PROMPT => Total the lines of the listing below that hold the word "Digital". Output nothing except that number.

DATASET RECORDS =>
++++++++++++++++++++

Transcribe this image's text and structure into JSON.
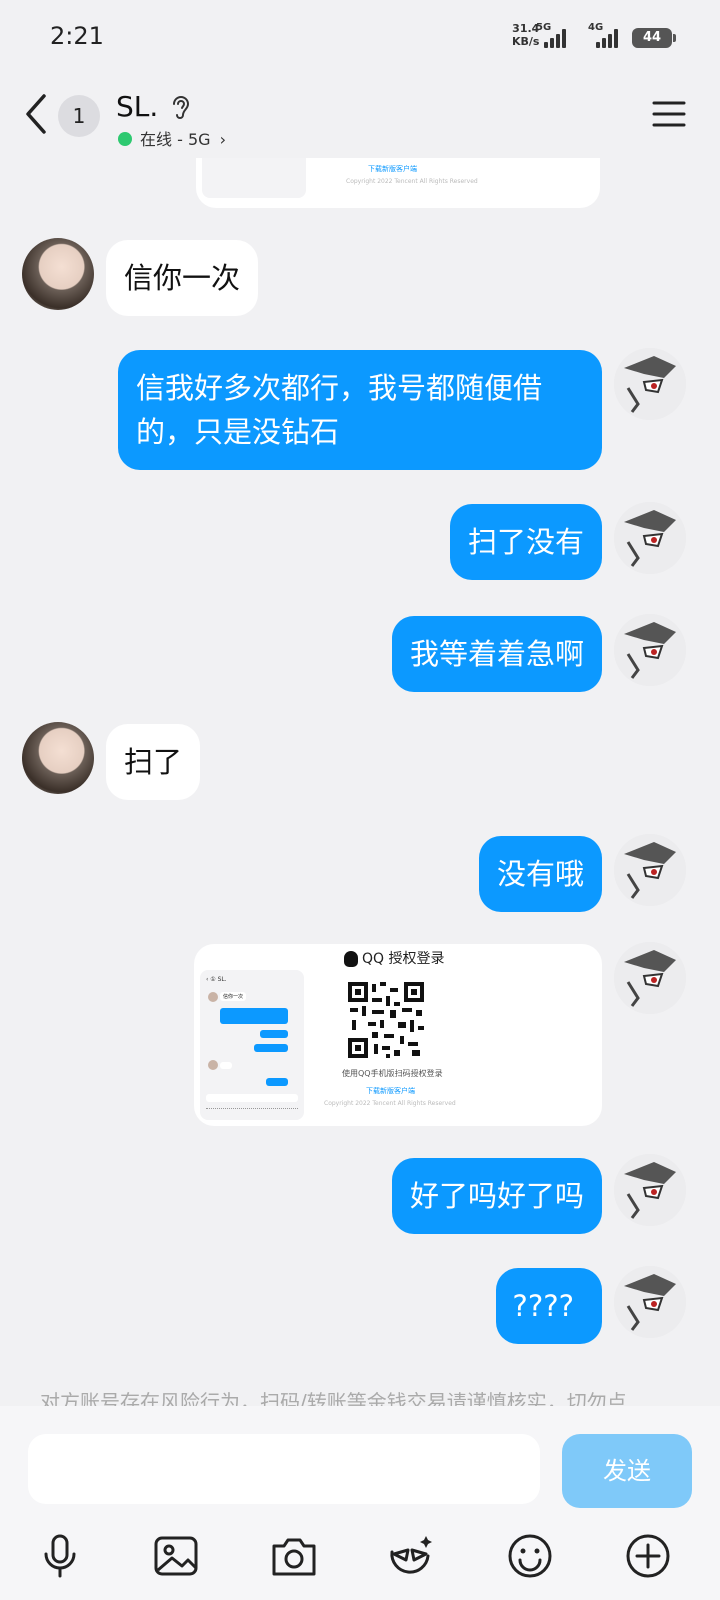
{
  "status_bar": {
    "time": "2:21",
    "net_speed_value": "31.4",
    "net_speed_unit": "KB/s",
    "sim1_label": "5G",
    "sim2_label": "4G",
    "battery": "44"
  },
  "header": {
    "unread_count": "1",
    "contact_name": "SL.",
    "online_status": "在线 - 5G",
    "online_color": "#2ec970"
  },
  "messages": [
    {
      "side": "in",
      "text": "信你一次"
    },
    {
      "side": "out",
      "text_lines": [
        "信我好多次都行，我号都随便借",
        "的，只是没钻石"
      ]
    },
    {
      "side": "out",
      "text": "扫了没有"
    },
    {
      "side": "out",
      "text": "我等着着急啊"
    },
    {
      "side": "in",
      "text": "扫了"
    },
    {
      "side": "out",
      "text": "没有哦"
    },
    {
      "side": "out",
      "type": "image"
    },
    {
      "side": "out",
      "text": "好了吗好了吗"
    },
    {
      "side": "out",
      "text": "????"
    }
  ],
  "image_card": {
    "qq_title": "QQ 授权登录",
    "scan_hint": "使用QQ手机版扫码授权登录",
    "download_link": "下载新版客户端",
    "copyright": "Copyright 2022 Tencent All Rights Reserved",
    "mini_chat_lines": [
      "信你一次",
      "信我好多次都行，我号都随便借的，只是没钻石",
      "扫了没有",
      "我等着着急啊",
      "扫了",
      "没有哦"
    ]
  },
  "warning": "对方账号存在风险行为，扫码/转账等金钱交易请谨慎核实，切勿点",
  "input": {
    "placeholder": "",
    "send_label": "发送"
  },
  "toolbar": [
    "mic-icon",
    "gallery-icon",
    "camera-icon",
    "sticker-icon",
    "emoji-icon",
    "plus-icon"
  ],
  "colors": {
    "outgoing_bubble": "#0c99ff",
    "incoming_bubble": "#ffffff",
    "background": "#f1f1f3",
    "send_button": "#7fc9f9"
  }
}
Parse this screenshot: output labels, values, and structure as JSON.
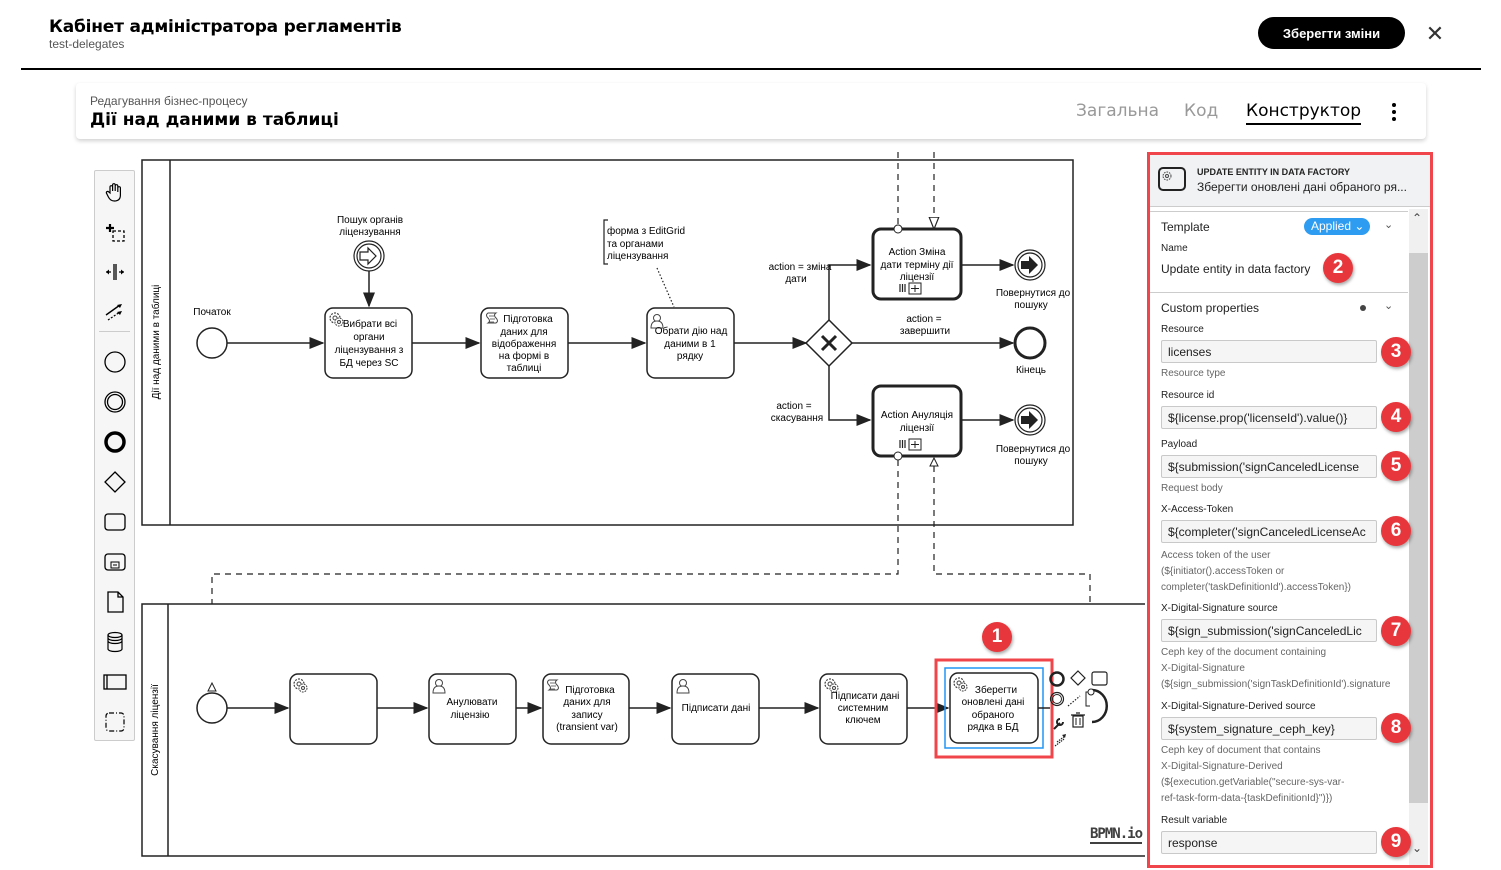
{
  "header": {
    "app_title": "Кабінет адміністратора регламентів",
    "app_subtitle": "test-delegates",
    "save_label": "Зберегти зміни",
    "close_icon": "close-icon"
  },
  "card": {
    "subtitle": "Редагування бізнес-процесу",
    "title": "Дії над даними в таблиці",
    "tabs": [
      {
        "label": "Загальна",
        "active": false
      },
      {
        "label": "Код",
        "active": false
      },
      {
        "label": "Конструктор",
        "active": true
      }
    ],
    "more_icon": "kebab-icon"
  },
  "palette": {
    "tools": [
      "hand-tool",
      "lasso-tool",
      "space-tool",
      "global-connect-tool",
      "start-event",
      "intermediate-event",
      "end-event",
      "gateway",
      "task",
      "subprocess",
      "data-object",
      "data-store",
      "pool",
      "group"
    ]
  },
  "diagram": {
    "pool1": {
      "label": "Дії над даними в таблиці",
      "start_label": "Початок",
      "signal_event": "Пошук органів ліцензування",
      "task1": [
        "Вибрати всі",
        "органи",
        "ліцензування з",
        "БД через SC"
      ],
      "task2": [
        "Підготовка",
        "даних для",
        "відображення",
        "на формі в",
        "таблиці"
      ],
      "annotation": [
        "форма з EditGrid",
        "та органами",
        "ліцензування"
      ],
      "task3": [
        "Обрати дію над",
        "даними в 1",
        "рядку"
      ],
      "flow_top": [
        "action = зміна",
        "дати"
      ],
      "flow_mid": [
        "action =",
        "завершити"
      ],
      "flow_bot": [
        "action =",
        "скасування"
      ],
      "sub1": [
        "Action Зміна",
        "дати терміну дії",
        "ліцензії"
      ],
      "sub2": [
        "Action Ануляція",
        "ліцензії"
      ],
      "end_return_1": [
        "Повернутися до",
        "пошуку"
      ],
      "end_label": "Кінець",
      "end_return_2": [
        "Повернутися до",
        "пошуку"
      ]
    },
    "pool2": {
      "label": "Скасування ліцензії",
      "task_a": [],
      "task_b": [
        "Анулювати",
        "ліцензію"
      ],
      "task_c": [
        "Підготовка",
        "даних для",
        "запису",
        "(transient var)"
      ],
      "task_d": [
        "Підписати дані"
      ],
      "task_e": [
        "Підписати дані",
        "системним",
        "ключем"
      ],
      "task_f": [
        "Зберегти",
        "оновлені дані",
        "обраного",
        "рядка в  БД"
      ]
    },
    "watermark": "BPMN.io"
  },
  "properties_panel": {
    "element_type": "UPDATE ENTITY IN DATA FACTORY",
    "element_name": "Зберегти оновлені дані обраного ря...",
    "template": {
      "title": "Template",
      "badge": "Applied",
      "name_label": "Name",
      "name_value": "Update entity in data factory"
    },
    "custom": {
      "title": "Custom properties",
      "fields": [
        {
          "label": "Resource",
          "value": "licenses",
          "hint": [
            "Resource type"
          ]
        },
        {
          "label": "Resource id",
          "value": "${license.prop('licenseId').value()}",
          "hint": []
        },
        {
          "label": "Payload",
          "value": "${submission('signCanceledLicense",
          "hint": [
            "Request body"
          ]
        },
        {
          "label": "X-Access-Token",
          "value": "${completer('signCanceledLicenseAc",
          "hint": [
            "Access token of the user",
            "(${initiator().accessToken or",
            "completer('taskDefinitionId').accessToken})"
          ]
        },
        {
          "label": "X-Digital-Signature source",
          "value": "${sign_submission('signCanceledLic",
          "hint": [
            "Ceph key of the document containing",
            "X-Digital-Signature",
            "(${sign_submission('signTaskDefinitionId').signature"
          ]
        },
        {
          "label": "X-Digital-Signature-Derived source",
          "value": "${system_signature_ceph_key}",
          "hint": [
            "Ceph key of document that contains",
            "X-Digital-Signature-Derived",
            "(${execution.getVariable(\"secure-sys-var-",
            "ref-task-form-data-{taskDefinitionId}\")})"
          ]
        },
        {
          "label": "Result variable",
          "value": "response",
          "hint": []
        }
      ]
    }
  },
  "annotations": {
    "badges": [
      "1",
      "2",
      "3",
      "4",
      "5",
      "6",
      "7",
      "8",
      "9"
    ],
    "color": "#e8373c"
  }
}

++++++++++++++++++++

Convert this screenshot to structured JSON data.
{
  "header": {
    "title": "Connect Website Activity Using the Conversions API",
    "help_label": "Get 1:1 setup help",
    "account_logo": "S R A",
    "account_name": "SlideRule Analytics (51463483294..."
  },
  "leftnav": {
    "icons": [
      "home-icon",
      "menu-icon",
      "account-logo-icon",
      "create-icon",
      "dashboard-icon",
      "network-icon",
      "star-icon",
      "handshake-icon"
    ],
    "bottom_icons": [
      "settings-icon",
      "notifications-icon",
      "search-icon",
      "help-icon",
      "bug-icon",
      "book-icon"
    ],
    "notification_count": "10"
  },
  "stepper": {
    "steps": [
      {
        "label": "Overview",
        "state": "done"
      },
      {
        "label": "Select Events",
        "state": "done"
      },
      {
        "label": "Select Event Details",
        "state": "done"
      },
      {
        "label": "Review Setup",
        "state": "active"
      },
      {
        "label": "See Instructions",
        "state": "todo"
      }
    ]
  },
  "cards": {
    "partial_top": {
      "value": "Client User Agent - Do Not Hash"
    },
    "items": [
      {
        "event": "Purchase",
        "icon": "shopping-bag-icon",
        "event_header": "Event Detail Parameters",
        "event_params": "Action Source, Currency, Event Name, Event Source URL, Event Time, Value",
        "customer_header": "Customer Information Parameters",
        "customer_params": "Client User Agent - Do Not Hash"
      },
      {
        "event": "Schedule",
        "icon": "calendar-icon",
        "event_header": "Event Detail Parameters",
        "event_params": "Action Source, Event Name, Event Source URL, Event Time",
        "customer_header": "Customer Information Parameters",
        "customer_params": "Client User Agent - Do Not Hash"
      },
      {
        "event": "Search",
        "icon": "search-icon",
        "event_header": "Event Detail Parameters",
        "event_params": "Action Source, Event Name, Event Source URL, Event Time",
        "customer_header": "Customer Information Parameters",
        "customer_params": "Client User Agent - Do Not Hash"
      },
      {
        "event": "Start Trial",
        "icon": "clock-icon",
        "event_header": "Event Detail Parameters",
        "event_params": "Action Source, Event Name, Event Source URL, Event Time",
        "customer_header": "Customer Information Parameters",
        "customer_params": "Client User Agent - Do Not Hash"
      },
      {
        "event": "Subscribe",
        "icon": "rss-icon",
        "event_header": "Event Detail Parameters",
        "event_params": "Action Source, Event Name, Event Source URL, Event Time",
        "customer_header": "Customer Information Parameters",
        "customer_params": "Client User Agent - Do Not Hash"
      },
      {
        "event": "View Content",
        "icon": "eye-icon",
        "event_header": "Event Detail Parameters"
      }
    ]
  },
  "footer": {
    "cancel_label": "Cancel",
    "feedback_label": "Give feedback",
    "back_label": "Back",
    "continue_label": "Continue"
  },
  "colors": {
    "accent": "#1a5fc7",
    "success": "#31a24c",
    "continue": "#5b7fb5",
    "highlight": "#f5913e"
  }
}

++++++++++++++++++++

SOLUTION BELOW => 4